[Data in this exercise]

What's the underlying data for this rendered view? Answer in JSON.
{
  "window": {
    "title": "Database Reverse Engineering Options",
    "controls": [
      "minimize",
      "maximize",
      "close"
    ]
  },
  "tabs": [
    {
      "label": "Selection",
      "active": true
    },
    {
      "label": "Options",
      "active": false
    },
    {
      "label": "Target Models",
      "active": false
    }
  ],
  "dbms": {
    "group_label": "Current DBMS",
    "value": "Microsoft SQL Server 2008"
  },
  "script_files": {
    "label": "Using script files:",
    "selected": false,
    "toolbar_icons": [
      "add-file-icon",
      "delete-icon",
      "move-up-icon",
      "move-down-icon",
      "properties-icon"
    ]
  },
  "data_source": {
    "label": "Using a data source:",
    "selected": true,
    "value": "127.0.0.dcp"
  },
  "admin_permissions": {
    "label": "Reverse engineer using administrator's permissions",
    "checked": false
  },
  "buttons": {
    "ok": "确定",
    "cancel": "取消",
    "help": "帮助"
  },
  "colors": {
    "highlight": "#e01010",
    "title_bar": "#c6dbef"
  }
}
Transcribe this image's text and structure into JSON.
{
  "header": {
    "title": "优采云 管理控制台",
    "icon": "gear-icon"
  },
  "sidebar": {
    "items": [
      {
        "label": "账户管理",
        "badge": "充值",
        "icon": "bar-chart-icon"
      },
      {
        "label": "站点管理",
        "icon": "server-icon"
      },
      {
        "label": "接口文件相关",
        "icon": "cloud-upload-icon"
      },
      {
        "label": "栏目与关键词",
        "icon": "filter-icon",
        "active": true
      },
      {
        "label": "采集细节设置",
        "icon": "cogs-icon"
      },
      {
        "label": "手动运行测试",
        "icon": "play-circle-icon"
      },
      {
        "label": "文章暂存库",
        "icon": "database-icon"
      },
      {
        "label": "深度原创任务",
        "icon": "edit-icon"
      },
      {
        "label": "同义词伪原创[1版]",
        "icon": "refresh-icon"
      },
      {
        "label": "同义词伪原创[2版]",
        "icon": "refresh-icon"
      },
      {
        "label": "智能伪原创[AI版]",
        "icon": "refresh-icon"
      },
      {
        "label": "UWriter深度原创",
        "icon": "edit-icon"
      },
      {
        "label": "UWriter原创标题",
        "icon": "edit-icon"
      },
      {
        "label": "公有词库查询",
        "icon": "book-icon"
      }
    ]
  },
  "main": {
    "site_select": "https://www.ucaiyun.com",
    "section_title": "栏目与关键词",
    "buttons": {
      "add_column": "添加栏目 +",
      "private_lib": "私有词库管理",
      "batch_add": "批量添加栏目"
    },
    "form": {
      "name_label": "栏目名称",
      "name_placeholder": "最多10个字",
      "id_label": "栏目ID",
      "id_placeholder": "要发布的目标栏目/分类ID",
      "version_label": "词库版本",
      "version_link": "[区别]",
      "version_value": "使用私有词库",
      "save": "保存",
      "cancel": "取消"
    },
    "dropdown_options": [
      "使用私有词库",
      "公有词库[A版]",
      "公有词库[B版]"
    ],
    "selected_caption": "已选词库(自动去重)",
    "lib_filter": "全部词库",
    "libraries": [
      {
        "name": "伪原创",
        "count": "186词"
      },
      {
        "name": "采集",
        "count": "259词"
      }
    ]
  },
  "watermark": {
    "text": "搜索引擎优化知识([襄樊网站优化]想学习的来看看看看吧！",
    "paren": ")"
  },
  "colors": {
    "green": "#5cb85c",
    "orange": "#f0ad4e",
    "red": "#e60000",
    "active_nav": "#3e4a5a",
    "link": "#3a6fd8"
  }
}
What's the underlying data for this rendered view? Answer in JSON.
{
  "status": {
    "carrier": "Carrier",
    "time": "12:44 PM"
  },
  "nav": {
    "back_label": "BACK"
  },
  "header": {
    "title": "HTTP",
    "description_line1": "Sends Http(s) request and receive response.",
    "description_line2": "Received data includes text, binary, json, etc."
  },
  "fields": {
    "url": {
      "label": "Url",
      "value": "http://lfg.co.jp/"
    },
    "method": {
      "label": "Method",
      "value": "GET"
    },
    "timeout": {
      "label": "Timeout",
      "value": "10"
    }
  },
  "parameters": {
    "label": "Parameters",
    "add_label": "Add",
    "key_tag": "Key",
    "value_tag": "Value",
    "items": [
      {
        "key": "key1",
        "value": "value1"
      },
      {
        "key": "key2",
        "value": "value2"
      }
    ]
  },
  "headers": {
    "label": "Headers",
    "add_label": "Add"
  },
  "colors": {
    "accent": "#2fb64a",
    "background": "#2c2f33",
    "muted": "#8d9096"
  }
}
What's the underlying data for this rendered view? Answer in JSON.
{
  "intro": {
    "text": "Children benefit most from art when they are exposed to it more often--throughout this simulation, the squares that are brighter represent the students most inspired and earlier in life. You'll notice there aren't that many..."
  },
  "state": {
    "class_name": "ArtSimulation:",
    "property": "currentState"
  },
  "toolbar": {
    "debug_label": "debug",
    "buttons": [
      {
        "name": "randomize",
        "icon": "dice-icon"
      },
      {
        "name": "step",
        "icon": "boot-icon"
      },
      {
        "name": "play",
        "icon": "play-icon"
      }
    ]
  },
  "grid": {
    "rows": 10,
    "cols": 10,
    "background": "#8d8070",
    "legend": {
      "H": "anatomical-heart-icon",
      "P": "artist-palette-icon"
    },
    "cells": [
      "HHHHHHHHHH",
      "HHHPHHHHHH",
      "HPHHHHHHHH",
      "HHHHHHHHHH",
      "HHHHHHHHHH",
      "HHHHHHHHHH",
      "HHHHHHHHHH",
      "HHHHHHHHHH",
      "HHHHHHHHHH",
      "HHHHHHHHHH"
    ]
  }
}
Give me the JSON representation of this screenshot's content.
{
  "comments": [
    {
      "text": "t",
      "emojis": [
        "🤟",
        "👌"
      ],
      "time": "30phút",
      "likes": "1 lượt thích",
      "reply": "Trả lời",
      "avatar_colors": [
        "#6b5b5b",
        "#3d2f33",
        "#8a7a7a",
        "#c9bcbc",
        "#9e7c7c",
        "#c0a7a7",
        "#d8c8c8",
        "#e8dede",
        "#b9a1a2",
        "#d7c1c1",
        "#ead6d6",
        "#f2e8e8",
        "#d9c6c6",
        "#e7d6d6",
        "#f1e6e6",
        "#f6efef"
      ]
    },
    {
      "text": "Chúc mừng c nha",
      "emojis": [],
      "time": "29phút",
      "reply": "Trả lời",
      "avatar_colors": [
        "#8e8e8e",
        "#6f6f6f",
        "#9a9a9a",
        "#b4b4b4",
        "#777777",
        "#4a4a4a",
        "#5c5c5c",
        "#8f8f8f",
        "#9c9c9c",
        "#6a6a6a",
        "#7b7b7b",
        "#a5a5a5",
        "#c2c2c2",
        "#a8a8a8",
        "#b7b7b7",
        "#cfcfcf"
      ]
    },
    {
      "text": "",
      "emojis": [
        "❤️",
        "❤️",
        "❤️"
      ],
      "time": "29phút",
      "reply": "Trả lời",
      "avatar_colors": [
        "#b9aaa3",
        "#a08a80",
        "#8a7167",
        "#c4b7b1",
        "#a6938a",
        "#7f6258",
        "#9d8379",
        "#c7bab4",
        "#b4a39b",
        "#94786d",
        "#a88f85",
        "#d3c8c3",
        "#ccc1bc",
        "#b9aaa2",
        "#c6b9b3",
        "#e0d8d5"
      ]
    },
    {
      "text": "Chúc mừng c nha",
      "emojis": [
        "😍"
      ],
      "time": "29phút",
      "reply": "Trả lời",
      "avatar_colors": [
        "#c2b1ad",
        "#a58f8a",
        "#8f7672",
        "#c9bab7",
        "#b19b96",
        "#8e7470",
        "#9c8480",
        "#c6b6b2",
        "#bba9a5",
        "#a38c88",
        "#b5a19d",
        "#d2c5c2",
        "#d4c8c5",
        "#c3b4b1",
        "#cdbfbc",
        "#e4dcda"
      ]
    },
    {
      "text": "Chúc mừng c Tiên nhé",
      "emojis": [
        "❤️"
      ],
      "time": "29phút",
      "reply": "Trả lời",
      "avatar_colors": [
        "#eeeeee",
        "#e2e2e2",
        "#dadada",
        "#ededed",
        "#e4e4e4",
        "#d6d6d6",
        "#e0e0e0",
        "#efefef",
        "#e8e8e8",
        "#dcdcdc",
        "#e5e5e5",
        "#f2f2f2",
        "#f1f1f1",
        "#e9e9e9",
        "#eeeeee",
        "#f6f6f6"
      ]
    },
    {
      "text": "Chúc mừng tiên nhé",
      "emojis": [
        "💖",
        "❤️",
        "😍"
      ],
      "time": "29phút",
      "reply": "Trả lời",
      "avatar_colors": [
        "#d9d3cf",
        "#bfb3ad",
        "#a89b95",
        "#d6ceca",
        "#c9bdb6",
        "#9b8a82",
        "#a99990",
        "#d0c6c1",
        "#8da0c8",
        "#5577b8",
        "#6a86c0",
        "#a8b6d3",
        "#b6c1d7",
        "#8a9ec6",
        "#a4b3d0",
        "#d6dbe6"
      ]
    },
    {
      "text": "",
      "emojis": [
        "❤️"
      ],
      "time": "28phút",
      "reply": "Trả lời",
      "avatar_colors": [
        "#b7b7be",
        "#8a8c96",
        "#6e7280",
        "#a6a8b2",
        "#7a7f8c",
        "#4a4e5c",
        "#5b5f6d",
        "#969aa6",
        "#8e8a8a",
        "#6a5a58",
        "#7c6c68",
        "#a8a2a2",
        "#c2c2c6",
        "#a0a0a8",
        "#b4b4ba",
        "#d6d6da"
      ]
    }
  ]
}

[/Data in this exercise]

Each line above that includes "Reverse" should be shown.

Task answer
    "title": "Database Reverse Engineering Options",
    "label": "Reverse engineer using administrator's permissions",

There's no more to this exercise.